Safety First: 5 Ways to Prepare for a Hurricane
The Centers for Disease Control and Prevention (CDC) advises those in hurricane-prone regions to be ready for the season’s onslaught. Hurricane season planning and other catastrophe preparations can be complex at any time of year, but they can be too much of a hassle if the COVID-19 pandemic worsens. Your practices can be different this year because of the need to safeguard yourself and others against COVID-19.
A hurricane is a series of tropical storms that form over the ocean and often move ashore. High winds, torrential rainfall, storm surge, coastal and inland floods, rip currents, and tornadoes are hazards associated with hurricanes. The strong winds can damage or demolish houses, buildings, and roads during a hurricane and knock out utilities such as electricity, water, and gas. People can be injured or killed, transportation can be disrupted, and drinking water can be contaminated due to these impacts. Drowning, wind, and wind-borne debris are the primary causes of mortality and injury during hurricanes. Hurricanes have the potential to have an effect hundreds of kilometers inland as well as along the coast.
Understand how to properly prepare for severe storms by learning how to evacuate and find a safe place to stay.
1. Create a strategy
Prepare for a catastrophe as a family. Always be prepared to evacuate if necessary. It would be best if you heeded any local advice on the most recent updates to the evacuation and shelter arrangements, including those for your pets. Preserve the well-being of the elderly. Recognize the medical and health problems of the aging population. If you must evacuate, shut off all of your utilities and adhere to your community’s emergency response plan. Decide on a central meeting location or contact person for the whole family. Prepare for the evacuation of your pets as well if you have them.
2. Make sure it is safe outside
After trimming down big trees and bushes, all patio furniture, potted plants, bikes, and other outside toys should be brought inside. Burlap or blankets tied with rope can be used to secure outdoor sculptures if required. Be sure to secure your roof using straps. During storms with high winds, roofs can wholly or partly fly off. Using hurricane straps or clips can help keep your roof safe from damage in the event of a storm. The straps and buckles on your top assist in keeping your roof in place during a storm, so it has the most excellent chance of surviving. If your roof is extensively damaged, you must have it repaired or replaced by a reliable roofing company.
3. Install storm shutters
Use shutters or impact-resistant glass to protect your windows, doors, and skylights. Last-minute security can be provided by nailing plywood to window frames. When winds are strong enough, flying debris has the potential to break windows. Shattering glass poses a safety risk since it exposes your house to the elements. While hurricane-tempered glass windows are the best and most expensive choice, wooden boards such as plywood are an excellent alternative if you don’t have any.
4. Be on the lookout for downed power lines
Following hurricanes and other severe storms, downed power lines pose a danger. If there are damaged power lines or broken poles nearby, avoid stepping in puddles to prevent electrocuting. The same is true for your animals.
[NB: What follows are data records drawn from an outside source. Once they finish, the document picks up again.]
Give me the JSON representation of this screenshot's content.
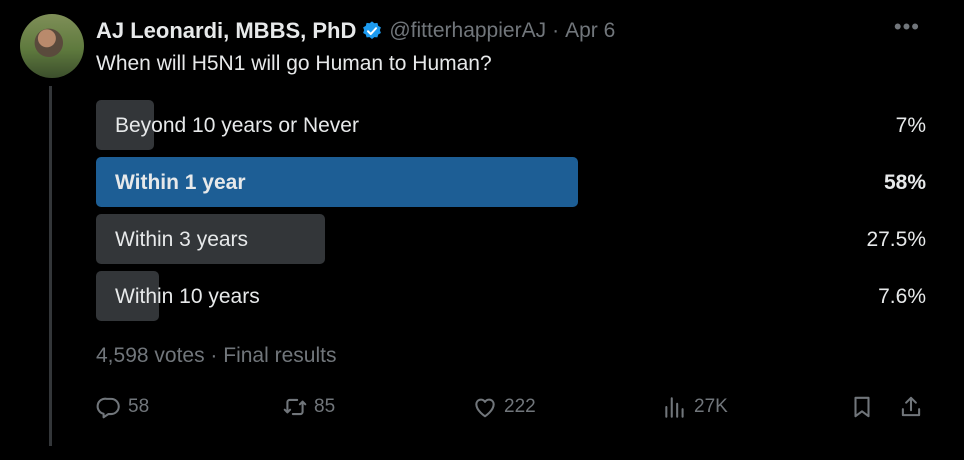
{
  "author": {
    "name": "AJ Leonardi, MBBS, PhD",
    "handle": "@fitterhappierAJ",
    "separator": "·",
    "date": "Apr 6"
  },
  "more_label": "•••",
  "question": "When will H5N1 will go Human to Human?",
  "poll": {
    "options": [
      {
        "label": "Beyond 10 years or Never",
        "percent": "7%"
      },
      {
        "label": "Within 1 year",
        "percent": "58%"
      },
      {
        "label": "Within 3 years",
        "percent": "27.5%"
      },
      {
        "label": "Within 10 years",
        "percent": "7.6%"
      }
    ],
    "results_text": "4,598 votes · Final results"
  },
  "actions": {
    "replies": "58",
    "reposts": "85",
    "likes": "222",
    "views": "27K"
  },
  "colors": {
    "background": "#000000",
    "text": "#e7e9ea",
    "muted": "#71767b",
    "bar": "#333639",
    "winner_bar": "#1d5e95",
    "verified": "#1d9bf0"
  }
}
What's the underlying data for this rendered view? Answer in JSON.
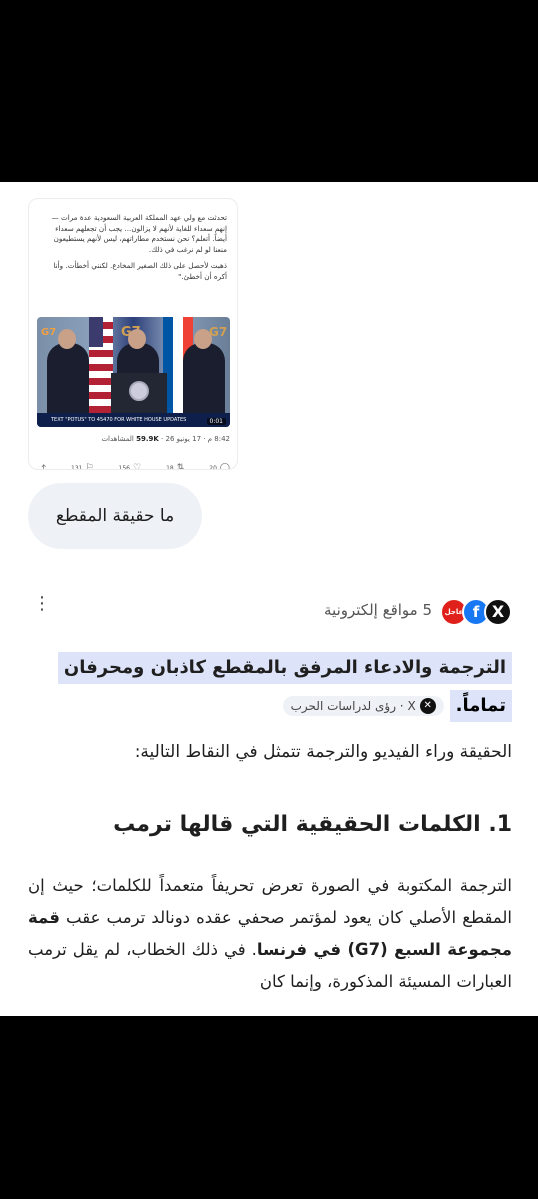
{
  "tweet": {
    "text1": "تحدثت مع ولي عهد المملكة العربية السعودية عدة مرات — إنهم سعداء للغاية لأنهم لا يزالون... يجب أن تجعلهم سعداء أيضاً. أتعلم؟ نحن نستخدم مطاراتهم، ليس لأنهم يستطيعون منعنا لو لم نرغب في ذلك.",
    "text2": "ذهبت لأحصل على ذلك الصغير المخادع. لكنني أخطأت. وأنا أكره أن أخطئ.\"",
    "video_banner": "TEXT \"POTUS\" TO 45470 FOR WHITE HOUSE UPDATES",
    "video_time": "0:01",
    "g7": "G7",
    "meta_time": "8:42 م · 17 يونيو 26 ·",
    "meta_views_num": "59.9K",
    "meta_views_label": "المشاهدات",
    "actions": {
      "replies": "20",
      "reposts": "18",
      "likes": "156",
      "bookmarks": "131"
    }
  },
  "query": "ما حقيقة المقطع",
  "sources": {
    "label": "5 مواقع إلكترونية",
    "news_icon": "عاجل",
    "fb_icon": "f",
    "x_icon": "X"
  },
  "answer": {
    "claim_line1": "الترجمة والادعاء المرفق بالمقطع كاذبان ومحرفان",
    "claim_line2": "تماماً.",
    "chip_label": "X · رؤى لدراسات الحرب",
    "intro": "الحقيقة وراء الفيديو والترجمة تتمثل في النقاط التالية:",
    "heading": "1. الكلمات الحقيقية التي قالها ترمب",
    "para_part1": "الترجمة المكتوبة في الصورة تعرض تحريفاً متعمداً للكلمات؛ حيث إن المقطع الأصلي كان يعود لمؤتمر صحفي عقده دونالد ترمب عقب",
    "para_bold": "قمة مجموعة السبع (G7) في فرنسا",
    "para_part2": ". في ذلك الخطاب، لم يقل ترمب العبارات المسيئة المذكورة، وإنما كان"
  }
}
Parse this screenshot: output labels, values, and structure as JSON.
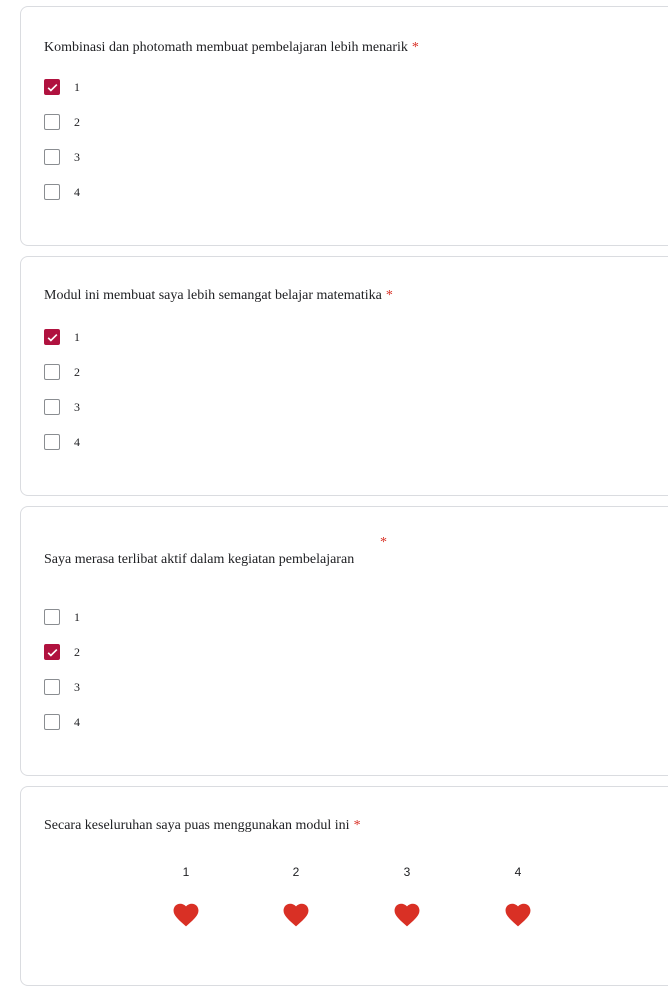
{
  "questions": [
    {
      "title": "Kombinasi dan photomath membuat pembelajaran lebih menarik",
      "required": "*",
      "options": [
        {
          "label": "1",
          "checked": true
        },
        {
          "label": "2",
          "checked": false
        },
        {
          "label": "3",
          "checked": false
        },
        {
          "label": "4",
          "checked": false
        }
      ]
    },
    {
      "title": "Modul ini membuat saya lebih semangat belajar matematika",
      "required": "*",
      "options": [
        {
          "label": "1",
          "checked": true
        },
        {
          "label": "2",
          "checked": false
        },
        {
          "label": "3",
          "checked": false
        },
        {
          "label": "4",
          "checked": false
        }
      ]
    },
    {
      "title": "Saya merasa terlibat aktif dalam kegiatan pembelajaran",
      "required": "*",
      "options": [
        {
          "label": "1",
          "checked": false
        },
        {
          "label": "2",
          "checked": true
        },
        {
          "label": "3",
          "checked": false
        },
        {
          "label": "4",
          "checked": false
        }
      ]
    },
    {
      "title": "Secara keseluruhan saya puas menggunakan modul ini",
      "required": "*",
      "rating": [
        {
          "label": "1",
          "icon": "heart-icon"
        },
        {
          "label": "2",
          "icon": "heart-icon"
        },
        {
          "label": "3",
          "icon": "heart-icon"
        },
        {
          "label": "4",
          "icon": "heart-icon"
        }
      ]
    }
  ],
  "colors": {
    "accent": "#b0123f",
    "required": "#d93025",
    "heart": "#d93025",
    "border": "#dadce0"
  }
}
Do not approach the unconscious person when someone is unconscious at or around a damaged power line pole. Avoid electrocution by staying away from the area and calling for assistance if necessary.
5. Avoid going outside unless necessary
A storm or hurricane can urge you to go outside and take in the sights, sounds, and smells of nature. It’s not a good idea. No matter how good your wind resistance is, you still run the danger of being pummeled with debris, pushed down by a mighty gale, or drowned by fast-moving floodwaters. Wait until the storm has passed and the authorities have said it is safe to go outdoors again to stay inside. Make sure you have things to do at home to prevent cabin fever from setting in and making you feel compelled to go outside.
If you haven’t started preparing for hurricane season yet, now is the time. Procrastination can lead to a shortage of non-perishable goods in your local shops as well as a shortage of petrol at your neighborhood gas station. It’s also inconvenient and hazardous to try to lock your house when high winds are howling outside. Remind your loved ones to remain safe by sharing this advice with them.
Meta title: Preparing for a Hurricane: 5 Safety Tips
Meta desc: There are moments when Mother Nature shows us who is in control. While you have little influence over when or where a storm will make landfall, you can control how much damage it causes.